Seizing the grace of the moment
After studying photography in Vevey, Vincent Perez began carving out a stage and screen career. Years later, he came across a box of forgotten photos and an eager passion was again stirred. Ever since, he has constantly been allowing his gaze to wander around the world and human beings to capture their soul, grace and beauty.
Does beauty stem from the same alchemist’s blend in the world of movies or photography?
Whatever the type of camera, I’m always looking for that moment of truth when something happens. That fraction of a second when the individual facing me emerges and draws closer to his or her innermost being at that exact moment. Beauty arises precisely from this process of letting go.
Your portraits feature intense, almost unsettling gazes. How do you capture these emotions?
What interests me is when the veil drops. I try to create an intimate mood in order to connect with the subject of the portrait and to share something profound. That’s what happened with Johnny Hallyday. I photographed the individual, not the star, because he is the one who moves me. It is indeed rare to see him reveal that much of himself in a photo. With Michel Bouquet, we chatted, laughed and cried together in his backstage dressing room. We had a really special time together.
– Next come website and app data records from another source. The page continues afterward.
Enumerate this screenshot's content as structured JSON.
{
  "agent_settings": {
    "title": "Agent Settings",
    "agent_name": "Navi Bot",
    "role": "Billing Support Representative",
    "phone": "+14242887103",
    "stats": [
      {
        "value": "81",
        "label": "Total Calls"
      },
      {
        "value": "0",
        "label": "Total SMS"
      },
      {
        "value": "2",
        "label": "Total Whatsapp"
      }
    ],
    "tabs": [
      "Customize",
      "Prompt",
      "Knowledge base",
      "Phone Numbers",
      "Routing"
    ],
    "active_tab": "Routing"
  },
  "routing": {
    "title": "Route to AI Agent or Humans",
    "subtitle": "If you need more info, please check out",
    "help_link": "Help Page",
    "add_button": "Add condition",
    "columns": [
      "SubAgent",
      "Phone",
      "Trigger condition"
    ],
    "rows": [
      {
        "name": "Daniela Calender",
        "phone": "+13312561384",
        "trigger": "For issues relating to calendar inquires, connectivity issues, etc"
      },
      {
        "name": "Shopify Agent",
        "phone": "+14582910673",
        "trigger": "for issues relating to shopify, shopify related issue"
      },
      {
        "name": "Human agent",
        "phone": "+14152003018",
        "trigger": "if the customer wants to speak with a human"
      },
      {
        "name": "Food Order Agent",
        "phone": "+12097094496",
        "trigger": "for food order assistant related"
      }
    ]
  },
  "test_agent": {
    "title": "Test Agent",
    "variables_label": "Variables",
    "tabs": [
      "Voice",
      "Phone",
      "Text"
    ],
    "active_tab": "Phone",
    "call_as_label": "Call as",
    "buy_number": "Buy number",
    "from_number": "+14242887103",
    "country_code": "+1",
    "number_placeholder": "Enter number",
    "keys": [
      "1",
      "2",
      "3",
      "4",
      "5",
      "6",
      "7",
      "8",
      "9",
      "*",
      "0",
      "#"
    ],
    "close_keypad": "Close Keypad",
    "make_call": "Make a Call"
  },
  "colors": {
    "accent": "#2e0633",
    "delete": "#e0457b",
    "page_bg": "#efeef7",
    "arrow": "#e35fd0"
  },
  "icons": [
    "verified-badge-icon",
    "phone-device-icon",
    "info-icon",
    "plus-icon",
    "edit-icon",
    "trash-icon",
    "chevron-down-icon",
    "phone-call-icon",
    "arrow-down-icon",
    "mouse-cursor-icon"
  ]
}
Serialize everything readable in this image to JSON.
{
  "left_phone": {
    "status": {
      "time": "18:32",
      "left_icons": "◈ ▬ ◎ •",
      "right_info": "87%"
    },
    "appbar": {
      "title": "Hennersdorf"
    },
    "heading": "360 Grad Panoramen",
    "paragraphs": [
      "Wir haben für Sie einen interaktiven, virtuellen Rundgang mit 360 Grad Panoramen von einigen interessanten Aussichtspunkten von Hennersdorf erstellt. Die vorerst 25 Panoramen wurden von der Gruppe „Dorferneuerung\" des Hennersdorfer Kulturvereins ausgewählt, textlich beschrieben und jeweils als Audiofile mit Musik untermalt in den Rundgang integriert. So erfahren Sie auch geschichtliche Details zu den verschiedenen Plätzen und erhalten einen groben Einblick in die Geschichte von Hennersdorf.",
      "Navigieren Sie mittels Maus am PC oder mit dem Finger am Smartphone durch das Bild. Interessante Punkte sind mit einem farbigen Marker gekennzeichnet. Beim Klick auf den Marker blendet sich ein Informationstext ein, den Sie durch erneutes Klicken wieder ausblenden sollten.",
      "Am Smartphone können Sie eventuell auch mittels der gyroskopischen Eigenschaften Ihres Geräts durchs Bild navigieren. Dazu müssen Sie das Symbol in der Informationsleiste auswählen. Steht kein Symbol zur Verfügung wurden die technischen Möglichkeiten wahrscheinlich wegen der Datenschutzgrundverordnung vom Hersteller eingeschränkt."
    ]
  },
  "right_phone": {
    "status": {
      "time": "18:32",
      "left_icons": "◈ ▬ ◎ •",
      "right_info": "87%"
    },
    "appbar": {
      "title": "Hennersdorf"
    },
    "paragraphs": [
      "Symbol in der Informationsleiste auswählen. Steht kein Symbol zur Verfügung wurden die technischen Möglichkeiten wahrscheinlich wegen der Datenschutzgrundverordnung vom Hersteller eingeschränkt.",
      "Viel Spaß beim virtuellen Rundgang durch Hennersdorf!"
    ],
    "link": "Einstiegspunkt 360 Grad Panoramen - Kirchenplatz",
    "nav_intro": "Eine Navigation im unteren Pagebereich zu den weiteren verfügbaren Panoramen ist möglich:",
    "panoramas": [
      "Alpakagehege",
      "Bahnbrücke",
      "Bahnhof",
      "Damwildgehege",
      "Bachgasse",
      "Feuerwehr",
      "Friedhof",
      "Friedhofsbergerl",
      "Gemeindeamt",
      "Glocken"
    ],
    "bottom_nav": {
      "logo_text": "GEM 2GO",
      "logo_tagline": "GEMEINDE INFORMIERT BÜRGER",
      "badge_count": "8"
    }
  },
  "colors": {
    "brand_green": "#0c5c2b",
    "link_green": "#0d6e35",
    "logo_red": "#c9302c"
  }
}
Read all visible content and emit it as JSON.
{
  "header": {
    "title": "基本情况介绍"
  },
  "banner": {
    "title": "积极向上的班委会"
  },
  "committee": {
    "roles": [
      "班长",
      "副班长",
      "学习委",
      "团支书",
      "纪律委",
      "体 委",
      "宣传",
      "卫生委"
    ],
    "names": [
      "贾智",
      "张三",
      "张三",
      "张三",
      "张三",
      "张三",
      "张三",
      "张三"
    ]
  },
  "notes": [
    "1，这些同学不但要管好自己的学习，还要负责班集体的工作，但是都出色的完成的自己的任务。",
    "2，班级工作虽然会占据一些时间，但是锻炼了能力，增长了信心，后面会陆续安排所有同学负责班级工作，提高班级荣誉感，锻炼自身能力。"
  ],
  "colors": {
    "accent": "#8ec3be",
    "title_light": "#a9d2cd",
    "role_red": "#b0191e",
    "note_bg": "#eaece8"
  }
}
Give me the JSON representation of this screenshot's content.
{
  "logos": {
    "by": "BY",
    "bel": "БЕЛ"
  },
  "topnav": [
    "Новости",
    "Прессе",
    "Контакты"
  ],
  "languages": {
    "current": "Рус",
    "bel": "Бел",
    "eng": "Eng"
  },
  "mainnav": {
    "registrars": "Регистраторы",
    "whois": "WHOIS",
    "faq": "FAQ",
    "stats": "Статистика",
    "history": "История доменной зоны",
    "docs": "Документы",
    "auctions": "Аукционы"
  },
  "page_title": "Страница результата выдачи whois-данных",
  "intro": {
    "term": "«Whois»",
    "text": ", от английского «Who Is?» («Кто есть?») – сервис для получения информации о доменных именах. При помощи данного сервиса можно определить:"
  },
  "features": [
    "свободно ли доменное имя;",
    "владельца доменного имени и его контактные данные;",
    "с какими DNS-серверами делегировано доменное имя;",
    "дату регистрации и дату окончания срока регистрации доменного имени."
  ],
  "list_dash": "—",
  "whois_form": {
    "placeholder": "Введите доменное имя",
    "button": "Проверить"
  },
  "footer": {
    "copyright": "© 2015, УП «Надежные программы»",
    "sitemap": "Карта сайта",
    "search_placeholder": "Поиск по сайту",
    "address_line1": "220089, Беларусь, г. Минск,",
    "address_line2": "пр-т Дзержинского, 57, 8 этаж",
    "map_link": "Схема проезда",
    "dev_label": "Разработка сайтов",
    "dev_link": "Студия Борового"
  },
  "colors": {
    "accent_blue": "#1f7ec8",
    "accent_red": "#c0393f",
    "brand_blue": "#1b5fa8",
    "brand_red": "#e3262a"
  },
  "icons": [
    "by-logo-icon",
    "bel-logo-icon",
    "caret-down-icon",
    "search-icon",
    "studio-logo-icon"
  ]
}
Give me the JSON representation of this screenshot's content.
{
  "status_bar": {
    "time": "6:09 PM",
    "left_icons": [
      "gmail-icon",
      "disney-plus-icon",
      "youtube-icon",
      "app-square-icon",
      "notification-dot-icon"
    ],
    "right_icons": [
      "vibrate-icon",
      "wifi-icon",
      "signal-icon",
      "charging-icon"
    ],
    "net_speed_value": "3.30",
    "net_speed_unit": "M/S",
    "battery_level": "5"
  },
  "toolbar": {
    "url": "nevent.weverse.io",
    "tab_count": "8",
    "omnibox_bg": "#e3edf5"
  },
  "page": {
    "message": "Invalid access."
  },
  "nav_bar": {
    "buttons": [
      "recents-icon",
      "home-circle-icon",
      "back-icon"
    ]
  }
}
As far as the photo of the Russian fashion model “Tanya” is concerned, it was taken just after her stunning photo shoot, as she succumbed to a moment of fatigue. Her eyes say it all as the bare truth literally shoots through us. It is this dizzying sense that I love to capture.
On which projects are you currently working?
I’m preparing a book of portraits on 21st century Russians. I’m performing in a stage version of Les liaisons dangereuses alongside my dear friend Dominique Blanc. And the film that I have been preparing for eight years Alone in Berlin starring Emma Thompson and Brendan Gleeson Nielsen, is to be released in 2016. All this marks the start of a new chapter in my life…
Based on an interview by Michèle Wouters
Photo taken from a series on accidental works of art in cities.